Brasserie Cantillon is not your typical brewery. In a neighborhood outside the historic center, you’re greeted like a friend in this antique place. There is no walled-off, sterile brewing area, no stainless steel showpiece tasting room with fancy tap handles spouting pumpkin ale. They don’t ask you to check your bag. Instead, when you step into Cantillon Brewery in Brussels, Belgium, what you see are lots of enthusiastic beer lovers in the midst of a working brewery having the time of their lives.
To be fair, the other thing we noticed when we arrived for our tour of Cantillon Brewery is that it’s a bit…dirty. That’s to be expected in a 100-year-old building. But it’s also on purpose and a large part of what makes Cantillon great.
Unlike other breweries using specific, controlled strains of brewer’s yeast, Cantillon spontaneously ferments in the open with wild yeast to make its traditional lambic beer. They’ve been doing it just this way for over a century.
Founded in 1900, Cantillon was one of more than 100 breweries in Brussels when it began, but it is the only one that’s still around from that time. Its longevity is due to the popularity of its gueuze, a sour and acidic blend of one-, two-, and three-year-old lambics that is aged in oak casks. Three years might sound like a long time to wait for beer, and it is, especially by American standards. But with over 100 years of history and a rabidly loyal fan base, Cantillon is clearly doing everything right.
The sense of history and commitment to making a world-class product was clear as we toured the brewing and bottling facilities. Like many other things at Cantillon Brewery, the tour is unexpected. There was no guide to shuttle us from the masher to the fermentation tanks to the bottling line. Instead, our guide was an artfully-written, detailed 15-page guide and our own two feet. Yes, tours at one of the world’s most renowned breweries are self-guided through the middle of the working facility.
As we walked by the grain crushing machine and by the giant masher, employees went about their daily work around us. We saw the space where the grain is stored and the massive coolingship (like a giant, shallow pan) where the wort is exposed to the open air of Brussels coming through the wooden slats. We saw the boilers, visited the bottling area, and walked through the cellars where the Cantillon beer rests. Nowhere did we see signs warning us not to touch this or not to step there.
Along the way, we got an in-depth education on Cantillon’s process for making their unique, complex brews as well as an understanding of lambic brewing and fruit beer production. And we got to do it all at our own pace and unencumbered by a tour group.
After our half-hour tour, we made our way to the bar and tasting area. Two complimentary tastings come with the tour, but there are a number of bottles to choose from, too. We opted for the classic gueuze and the kriek, a sour cherry lambic that’s also pretty popular in Belgium. For lambic aficionados, these are the height of excellence.

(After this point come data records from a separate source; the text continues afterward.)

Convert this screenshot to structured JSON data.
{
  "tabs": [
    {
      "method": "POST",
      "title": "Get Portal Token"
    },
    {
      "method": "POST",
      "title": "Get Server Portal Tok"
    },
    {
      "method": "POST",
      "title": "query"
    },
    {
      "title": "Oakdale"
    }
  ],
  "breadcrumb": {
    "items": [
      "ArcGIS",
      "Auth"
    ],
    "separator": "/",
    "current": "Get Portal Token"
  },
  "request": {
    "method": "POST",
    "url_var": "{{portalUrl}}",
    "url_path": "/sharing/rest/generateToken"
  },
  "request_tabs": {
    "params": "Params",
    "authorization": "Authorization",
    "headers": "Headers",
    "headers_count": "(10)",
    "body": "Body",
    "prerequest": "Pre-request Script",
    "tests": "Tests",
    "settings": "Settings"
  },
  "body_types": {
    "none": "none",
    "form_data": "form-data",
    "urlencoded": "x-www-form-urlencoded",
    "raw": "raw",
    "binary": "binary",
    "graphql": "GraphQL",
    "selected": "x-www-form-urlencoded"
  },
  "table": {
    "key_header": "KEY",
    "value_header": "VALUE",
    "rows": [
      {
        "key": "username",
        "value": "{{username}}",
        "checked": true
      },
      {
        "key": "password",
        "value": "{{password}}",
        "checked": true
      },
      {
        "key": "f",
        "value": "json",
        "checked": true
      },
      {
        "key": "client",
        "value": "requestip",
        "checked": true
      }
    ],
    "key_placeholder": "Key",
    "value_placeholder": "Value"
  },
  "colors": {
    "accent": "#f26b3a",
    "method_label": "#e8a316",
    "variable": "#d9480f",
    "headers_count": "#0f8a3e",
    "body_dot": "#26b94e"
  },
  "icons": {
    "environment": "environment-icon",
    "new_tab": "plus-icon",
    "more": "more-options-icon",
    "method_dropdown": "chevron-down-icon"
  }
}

As we sat, we listened to other visitors talking about how visiting Cantillon was a dream come true. They bought as much as they could carry and then some. One gentleman from the US told us he comes to Belgium every five months, mostly to stock up on gueuze. It was a lambic love fest.
A visit to Cantillon Brewery is like nothing else we’ve experienced in our travels to wineries, distilleries, and breweries around the world. It’s as open and relaxed as it can be, sticking with tradition in its open vats and scattered spiderwebs. It’s also proof that there is not only charm but sometimes greatness in the old ways of doing things. With its creaky floorboards, thin layer of dust, and generations of expertise, Cantillon Brewery continues to push the envelope of exceptional beer.